A word of caution: it's important to be careful that no personal data is being logged without users being informed and consent obtained.
Knowing what needs to be logged and what doesn't takes time to discover: be prepared to keep adapting your strategy until you log useful data ... and only the useful data!
Of course, if your site is throwing a server error (HTTP 500 code), no amount of in-app logging is going to inform you of that: your web app is down! For that reason, external services can help monitor the health of your app, and inform you when something happens.
One of the most basic of these is Uptime Monitor, which pings a site at regular intervals. There are more sophisticated tools like AWS Cloudwatch, Pingdom, Retrace and others which allow you to analyse your site in real time and send out alerts to your team.
Some also take the view that automated QA tests should run in production too, so that you can fully grasp the state of the production app. This is really helpful especially if you can't replicate your testing environment identically like your production environment. But we need to be careful: if we have a monolithic app, the extra load created by the automated tests could cause crashes at peak times. If it's a serverless app, you could find you've incurred extra costs for runtime.
This kind of issue is out of scope for this article, but I feel it's worth mentioning a valuable resource that has become the go-to handbook for modern DevOps teams, and is highly valued for its insights into the way Google manages applications at vast scale: the Site Reliability Handbook, published by O'Reilly Media. It's available to read online here: https://landing.google.com/sre/sre-book/toc/index.html
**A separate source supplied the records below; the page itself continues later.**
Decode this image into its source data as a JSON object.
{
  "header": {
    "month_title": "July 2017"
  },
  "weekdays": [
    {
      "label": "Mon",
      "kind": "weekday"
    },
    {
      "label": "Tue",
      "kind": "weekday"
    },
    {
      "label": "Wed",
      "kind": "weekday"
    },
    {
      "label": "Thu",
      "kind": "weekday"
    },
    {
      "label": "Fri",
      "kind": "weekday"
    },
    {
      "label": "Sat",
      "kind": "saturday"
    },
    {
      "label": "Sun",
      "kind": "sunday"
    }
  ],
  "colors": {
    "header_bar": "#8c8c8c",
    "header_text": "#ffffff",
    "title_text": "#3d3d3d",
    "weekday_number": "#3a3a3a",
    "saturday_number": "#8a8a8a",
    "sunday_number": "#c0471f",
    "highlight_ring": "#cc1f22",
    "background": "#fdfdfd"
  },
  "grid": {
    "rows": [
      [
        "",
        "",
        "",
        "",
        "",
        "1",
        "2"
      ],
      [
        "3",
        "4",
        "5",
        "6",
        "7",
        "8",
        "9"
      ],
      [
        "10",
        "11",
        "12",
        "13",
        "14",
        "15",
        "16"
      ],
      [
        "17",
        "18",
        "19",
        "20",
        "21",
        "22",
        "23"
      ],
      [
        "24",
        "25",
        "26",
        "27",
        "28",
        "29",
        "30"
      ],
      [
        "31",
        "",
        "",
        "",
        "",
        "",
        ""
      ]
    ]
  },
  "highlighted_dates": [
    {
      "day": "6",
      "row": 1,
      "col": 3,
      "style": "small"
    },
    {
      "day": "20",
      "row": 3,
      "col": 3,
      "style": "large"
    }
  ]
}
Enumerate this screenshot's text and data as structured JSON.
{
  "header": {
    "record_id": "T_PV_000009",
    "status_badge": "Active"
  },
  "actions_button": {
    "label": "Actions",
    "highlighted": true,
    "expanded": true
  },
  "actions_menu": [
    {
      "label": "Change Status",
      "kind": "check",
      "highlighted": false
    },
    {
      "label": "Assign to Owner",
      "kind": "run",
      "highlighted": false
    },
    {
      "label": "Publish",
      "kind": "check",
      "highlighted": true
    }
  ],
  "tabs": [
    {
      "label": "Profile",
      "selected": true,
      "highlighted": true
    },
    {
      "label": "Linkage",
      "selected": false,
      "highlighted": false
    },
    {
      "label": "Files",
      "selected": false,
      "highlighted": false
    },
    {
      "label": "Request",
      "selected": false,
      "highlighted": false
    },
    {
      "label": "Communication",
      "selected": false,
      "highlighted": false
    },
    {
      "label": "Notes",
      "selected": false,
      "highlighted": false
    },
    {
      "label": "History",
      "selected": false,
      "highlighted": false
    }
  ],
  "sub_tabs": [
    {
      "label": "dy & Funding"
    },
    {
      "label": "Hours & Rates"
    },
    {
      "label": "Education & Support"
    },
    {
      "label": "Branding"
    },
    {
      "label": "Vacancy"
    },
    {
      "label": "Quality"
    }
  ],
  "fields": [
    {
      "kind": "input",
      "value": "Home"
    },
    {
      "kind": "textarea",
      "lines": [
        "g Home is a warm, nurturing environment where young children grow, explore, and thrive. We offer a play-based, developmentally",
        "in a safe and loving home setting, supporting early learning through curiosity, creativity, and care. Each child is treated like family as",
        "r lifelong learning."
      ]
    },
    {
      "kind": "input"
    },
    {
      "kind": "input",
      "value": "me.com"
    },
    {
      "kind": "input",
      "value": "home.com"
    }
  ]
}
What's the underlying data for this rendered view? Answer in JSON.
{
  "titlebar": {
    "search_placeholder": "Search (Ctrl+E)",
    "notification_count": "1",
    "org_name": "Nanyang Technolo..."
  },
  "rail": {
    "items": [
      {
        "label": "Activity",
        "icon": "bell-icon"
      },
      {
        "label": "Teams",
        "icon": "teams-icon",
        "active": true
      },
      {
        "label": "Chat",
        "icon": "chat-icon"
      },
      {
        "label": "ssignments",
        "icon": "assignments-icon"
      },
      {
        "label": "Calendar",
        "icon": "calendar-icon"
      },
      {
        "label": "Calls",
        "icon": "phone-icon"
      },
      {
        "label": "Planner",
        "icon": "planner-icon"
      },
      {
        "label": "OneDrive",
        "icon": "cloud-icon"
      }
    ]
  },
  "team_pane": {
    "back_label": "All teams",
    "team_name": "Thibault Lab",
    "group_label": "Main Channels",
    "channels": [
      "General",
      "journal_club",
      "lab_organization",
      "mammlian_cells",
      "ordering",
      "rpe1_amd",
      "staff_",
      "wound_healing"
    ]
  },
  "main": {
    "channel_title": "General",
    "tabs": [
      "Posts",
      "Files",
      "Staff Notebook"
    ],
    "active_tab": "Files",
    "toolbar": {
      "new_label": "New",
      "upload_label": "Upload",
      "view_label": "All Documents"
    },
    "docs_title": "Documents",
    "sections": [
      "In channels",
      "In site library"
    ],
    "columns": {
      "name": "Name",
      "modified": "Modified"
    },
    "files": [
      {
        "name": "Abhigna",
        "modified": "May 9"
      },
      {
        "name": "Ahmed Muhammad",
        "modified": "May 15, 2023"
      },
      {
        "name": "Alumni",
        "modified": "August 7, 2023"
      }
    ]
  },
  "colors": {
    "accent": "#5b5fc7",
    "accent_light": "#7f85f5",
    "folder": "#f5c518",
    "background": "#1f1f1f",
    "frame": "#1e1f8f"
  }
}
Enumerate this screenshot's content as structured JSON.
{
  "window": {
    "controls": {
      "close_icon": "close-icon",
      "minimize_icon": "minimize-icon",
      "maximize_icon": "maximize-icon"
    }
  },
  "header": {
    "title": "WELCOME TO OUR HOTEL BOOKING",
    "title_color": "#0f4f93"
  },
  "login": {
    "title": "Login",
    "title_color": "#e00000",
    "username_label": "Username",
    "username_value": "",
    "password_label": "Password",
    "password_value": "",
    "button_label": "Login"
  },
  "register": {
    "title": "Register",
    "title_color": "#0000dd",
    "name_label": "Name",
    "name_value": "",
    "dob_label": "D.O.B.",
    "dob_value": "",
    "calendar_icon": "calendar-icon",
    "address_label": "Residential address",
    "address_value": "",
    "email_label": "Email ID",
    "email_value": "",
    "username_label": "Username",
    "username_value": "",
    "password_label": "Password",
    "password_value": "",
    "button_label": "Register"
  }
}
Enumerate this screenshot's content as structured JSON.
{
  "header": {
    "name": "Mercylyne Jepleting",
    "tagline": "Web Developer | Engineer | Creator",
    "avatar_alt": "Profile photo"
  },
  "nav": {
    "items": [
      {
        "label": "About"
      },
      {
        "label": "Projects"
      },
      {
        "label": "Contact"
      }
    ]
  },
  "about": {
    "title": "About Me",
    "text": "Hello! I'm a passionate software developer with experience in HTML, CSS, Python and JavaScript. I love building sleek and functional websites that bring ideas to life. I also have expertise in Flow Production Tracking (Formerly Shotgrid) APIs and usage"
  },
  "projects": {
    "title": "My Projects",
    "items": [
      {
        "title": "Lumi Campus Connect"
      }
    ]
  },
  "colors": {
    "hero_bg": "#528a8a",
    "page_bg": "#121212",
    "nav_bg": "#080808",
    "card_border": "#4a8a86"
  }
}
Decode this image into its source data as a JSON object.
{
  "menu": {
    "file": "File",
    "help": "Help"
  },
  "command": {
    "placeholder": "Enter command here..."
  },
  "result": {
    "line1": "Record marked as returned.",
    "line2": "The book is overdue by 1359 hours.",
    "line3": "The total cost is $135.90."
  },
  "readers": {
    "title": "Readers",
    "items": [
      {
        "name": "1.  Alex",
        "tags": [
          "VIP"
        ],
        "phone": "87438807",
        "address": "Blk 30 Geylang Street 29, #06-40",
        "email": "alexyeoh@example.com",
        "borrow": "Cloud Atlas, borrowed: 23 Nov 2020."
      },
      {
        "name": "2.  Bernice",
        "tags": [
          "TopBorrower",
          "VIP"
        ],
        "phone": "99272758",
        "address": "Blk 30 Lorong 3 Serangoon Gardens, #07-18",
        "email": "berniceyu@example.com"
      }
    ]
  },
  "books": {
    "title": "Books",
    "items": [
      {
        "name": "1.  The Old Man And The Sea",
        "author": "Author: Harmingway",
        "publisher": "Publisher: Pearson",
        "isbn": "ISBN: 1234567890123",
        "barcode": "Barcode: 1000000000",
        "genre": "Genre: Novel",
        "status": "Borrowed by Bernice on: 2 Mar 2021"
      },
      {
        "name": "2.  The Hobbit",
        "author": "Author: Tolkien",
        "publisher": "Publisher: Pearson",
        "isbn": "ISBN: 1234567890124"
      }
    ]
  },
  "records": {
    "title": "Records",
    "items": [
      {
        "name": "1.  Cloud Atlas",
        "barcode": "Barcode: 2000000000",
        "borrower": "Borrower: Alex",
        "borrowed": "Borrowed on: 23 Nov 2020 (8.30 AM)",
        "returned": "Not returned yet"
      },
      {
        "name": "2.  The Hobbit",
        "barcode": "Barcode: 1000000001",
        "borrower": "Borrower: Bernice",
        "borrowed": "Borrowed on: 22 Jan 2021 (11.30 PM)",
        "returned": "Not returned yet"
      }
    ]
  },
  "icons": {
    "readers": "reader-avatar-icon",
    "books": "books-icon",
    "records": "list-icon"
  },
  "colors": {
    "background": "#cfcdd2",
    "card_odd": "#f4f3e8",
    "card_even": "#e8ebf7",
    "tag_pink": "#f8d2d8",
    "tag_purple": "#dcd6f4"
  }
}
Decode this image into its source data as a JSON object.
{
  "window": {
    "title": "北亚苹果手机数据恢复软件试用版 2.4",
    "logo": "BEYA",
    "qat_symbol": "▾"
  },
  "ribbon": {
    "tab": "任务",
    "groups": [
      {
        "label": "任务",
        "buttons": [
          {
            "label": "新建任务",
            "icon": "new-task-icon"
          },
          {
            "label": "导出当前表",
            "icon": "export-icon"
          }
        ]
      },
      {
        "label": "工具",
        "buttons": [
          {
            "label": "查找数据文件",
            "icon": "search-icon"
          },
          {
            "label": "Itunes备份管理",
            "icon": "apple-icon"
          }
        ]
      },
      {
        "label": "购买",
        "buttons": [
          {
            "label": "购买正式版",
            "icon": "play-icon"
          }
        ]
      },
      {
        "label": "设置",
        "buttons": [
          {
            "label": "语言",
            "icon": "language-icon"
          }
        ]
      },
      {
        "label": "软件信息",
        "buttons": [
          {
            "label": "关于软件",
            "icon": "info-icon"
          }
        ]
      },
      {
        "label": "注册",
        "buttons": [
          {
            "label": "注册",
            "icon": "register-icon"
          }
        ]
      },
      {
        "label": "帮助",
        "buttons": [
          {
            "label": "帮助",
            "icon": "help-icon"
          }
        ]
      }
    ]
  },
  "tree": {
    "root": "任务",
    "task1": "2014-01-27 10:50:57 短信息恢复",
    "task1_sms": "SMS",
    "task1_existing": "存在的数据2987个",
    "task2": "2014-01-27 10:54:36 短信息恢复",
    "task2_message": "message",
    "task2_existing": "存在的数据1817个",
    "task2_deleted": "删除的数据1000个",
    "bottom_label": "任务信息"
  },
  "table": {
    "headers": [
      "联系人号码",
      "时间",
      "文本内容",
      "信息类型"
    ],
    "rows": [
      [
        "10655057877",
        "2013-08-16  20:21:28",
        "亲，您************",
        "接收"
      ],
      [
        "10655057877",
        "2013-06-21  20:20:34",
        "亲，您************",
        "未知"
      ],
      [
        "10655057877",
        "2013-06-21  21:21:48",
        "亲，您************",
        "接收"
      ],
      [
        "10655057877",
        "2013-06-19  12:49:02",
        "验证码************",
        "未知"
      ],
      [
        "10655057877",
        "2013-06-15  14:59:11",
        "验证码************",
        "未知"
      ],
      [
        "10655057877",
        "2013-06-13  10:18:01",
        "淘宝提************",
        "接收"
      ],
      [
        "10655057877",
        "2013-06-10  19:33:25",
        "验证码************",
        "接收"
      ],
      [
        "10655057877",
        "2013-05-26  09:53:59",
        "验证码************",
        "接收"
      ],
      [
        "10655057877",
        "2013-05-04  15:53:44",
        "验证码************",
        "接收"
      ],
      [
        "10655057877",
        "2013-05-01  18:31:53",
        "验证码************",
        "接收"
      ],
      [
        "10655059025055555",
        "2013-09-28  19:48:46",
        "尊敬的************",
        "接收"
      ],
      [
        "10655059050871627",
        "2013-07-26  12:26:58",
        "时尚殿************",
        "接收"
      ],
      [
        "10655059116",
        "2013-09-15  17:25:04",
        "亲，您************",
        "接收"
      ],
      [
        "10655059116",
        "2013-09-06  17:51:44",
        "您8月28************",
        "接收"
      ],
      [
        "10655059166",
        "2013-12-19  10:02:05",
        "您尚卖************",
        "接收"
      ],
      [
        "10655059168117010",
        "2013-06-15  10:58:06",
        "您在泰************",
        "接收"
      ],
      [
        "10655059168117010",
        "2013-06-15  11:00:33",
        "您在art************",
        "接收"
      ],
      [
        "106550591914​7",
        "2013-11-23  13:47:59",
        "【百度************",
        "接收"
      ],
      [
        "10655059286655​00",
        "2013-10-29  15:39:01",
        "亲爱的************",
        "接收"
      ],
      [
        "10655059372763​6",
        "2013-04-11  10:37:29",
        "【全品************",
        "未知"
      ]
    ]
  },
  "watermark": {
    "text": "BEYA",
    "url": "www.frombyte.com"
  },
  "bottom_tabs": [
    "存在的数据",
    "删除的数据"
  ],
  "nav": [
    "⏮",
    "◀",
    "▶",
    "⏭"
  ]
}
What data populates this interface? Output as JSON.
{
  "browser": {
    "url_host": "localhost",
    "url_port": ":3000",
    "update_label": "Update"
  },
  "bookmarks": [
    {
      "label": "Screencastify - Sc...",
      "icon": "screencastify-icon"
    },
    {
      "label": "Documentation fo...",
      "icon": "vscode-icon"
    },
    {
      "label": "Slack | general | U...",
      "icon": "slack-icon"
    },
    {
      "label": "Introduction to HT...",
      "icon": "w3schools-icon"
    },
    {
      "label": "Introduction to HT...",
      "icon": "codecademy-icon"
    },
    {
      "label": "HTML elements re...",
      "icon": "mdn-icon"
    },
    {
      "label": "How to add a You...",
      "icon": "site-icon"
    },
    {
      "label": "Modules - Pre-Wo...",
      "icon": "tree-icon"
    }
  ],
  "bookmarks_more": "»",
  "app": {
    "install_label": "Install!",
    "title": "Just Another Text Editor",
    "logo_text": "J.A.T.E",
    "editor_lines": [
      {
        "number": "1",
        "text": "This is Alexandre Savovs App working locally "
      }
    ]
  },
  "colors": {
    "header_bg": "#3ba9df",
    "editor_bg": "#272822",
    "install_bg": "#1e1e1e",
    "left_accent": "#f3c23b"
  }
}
Despite everyone's best efforts, failures in production will occur. There are strategies and tools to help reduce the downtime and get your services back up and running more quickly:
When an incident occurs, it's everyone's first priority to get things working again. However, defining different levels of severity helps everyone understand the impact it's having on customers and the organisation: some incidents will naturally have higher impact than others; some will have no immediate impact but could still require an incident level response.
Having a dedicated incident management team is invaluable when there are issues in production. Otherwise, someone should be assigned to keep stakeholders and other interested parties up to date with what's happening. Splitting this responsibility away frees the developers to focus on fixing the problem and informs other developers who are not involved to stop them from jumping in with well-meaning patches — patches that could make the situation worse.
Once a situation has been resolved, post mortem meetings can be very helpful to identify what the problem was and put things in place to avoid a similar issue from arising again. Such meetings aren't focused on blame; rather they should be about understanding the problem and how to avoid it happening in future.
One of the best ways of catching a range of potential issues early on in the development process is by the use of effective code reviews. Having two or more developers that are familiar with a codebase and that use it regularly review each other's code means it's going to reflect a more well-thought out and well-structured project. Good code reviews can also point out flaws in logic and gaps in tests that might easily slip through without notice if there was just one developer looking after a project.
The web is still a new frontier, the boundaries of which we may never fully define. Its great strength is in diversity and potential to be used in a variety of ways: from just one individual to a small family unit; for a community or enterprise, to a tool for the betterment of humankind.
But with great power comes great responsibility. I hope some of the strategies we've looked at, and the tools to mitigate them, help your organisation to provide stable, predictable production-ready code in the face of ever-changing challenges of the expanding, mutating and growing world wide web.